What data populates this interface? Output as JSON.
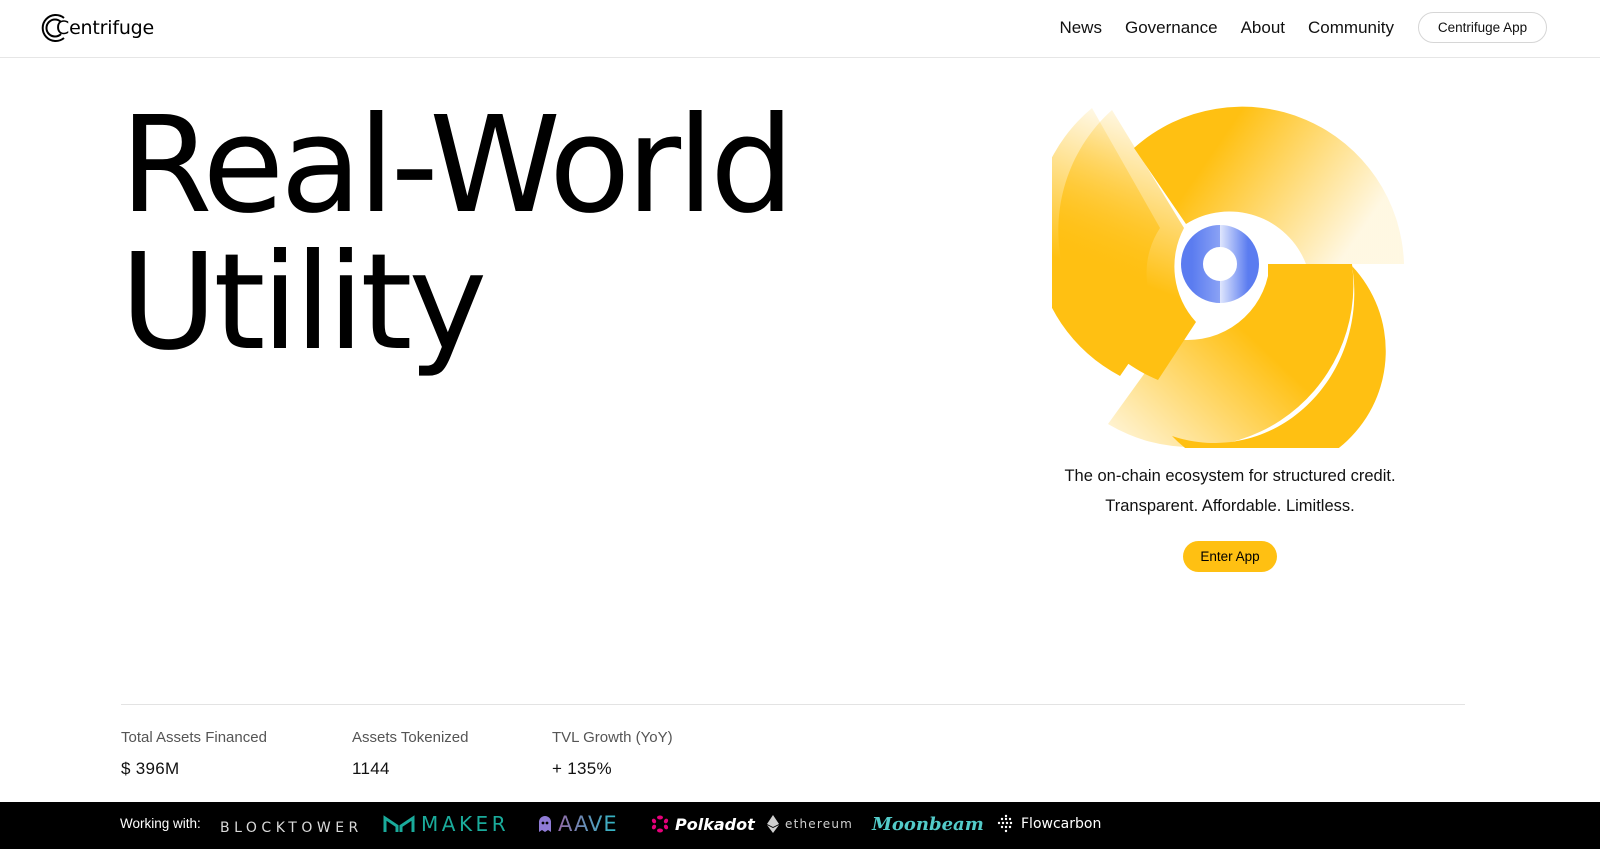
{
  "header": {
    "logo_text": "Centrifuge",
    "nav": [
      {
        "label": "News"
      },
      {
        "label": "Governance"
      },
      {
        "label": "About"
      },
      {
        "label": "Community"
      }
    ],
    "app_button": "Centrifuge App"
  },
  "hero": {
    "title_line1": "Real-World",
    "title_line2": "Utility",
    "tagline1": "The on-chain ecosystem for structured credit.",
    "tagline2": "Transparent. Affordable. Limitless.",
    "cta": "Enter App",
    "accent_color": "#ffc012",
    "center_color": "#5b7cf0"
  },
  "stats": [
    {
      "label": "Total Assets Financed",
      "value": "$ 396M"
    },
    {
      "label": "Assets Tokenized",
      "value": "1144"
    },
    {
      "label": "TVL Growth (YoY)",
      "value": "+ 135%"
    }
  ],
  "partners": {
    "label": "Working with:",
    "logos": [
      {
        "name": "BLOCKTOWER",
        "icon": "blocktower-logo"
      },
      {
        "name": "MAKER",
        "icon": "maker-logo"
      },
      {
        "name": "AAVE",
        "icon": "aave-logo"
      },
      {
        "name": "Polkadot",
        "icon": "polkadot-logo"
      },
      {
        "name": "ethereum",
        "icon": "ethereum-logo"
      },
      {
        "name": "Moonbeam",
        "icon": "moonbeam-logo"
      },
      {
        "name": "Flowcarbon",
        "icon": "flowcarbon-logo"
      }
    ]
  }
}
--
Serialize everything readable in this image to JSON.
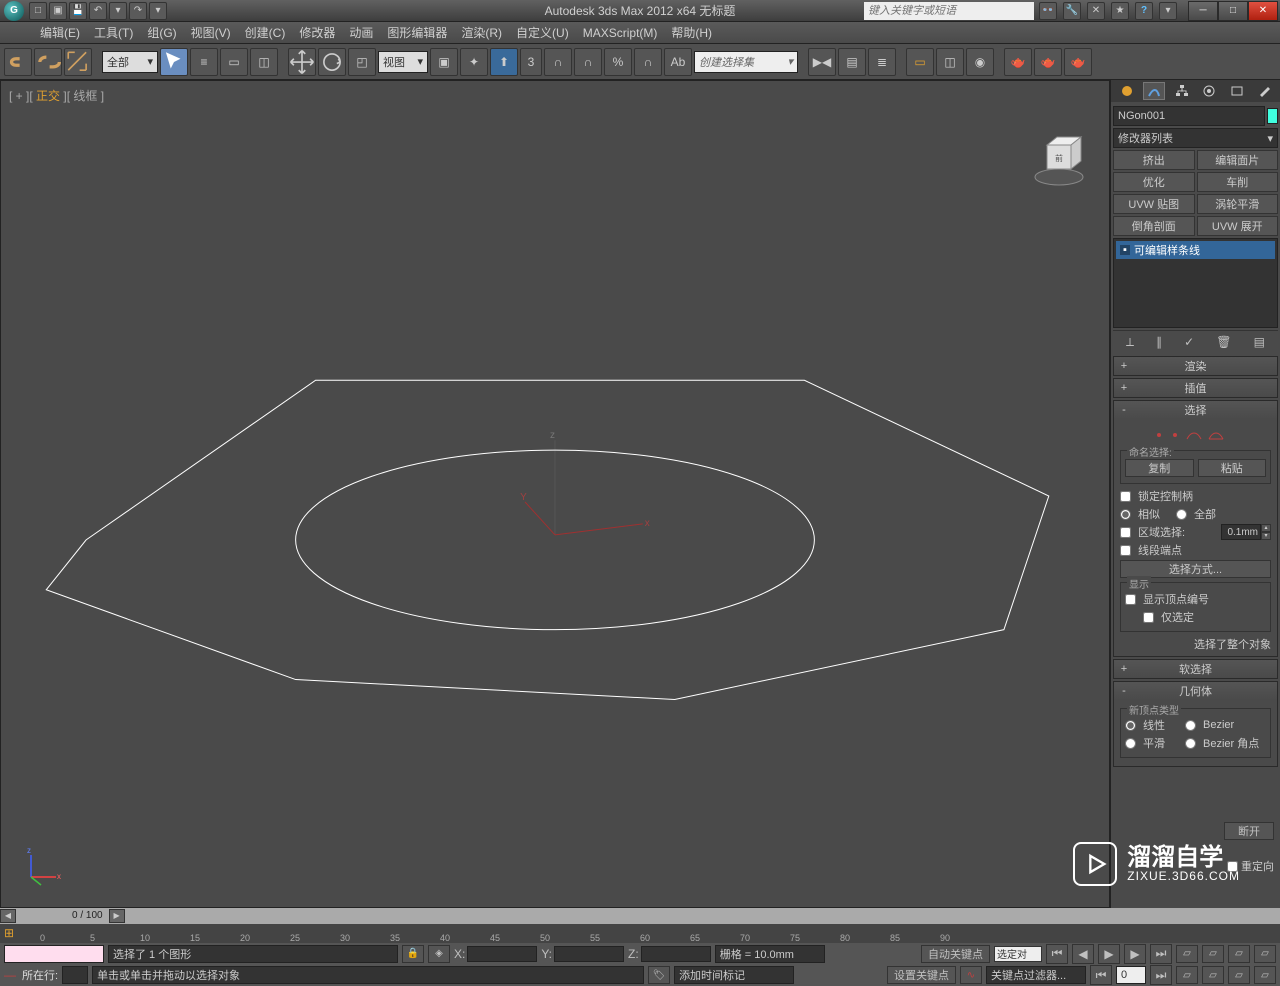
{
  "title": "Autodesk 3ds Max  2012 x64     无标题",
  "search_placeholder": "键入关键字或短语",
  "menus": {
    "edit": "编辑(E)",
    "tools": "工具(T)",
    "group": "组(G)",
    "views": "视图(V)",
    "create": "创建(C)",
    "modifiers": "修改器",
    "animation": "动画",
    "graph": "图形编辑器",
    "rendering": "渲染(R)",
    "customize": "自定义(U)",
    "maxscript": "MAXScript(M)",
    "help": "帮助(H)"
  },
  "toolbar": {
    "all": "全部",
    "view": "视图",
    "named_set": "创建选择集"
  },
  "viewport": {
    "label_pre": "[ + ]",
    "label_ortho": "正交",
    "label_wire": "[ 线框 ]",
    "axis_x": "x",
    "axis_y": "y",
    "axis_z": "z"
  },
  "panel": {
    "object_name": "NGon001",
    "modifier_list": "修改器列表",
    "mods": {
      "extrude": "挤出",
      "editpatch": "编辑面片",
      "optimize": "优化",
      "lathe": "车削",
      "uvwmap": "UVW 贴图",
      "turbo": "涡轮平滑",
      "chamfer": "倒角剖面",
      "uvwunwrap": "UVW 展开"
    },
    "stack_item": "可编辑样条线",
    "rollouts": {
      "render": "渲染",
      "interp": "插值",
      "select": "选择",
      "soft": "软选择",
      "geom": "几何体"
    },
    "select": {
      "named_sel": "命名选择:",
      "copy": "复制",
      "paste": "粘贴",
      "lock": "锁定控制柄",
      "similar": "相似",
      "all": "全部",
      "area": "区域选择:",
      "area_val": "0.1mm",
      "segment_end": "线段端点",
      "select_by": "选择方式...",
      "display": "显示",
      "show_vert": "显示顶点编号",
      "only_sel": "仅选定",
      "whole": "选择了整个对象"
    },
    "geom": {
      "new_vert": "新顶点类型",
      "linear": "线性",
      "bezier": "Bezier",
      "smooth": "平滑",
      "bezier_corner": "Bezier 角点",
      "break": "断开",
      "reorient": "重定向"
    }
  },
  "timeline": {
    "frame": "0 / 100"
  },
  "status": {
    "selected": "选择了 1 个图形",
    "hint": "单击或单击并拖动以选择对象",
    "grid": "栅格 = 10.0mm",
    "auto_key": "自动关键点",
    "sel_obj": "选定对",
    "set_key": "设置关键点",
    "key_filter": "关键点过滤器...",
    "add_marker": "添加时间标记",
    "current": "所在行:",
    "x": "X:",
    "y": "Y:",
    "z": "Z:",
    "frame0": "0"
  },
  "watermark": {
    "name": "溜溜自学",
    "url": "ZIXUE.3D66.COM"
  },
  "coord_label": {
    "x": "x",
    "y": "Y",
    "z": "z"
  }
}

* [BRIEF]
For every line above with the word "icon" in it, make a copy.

* [ANSWER BELOW]
        "icon": "blocktower-logo"
        "icon": "maker-logo"
        "icon": "aave-logo"
        "icon": "polkadot-logo"
        "icon": "ethereum-logo"
        "icon": "moonbeam-logo"
        "icon": "flowcarbon-logo"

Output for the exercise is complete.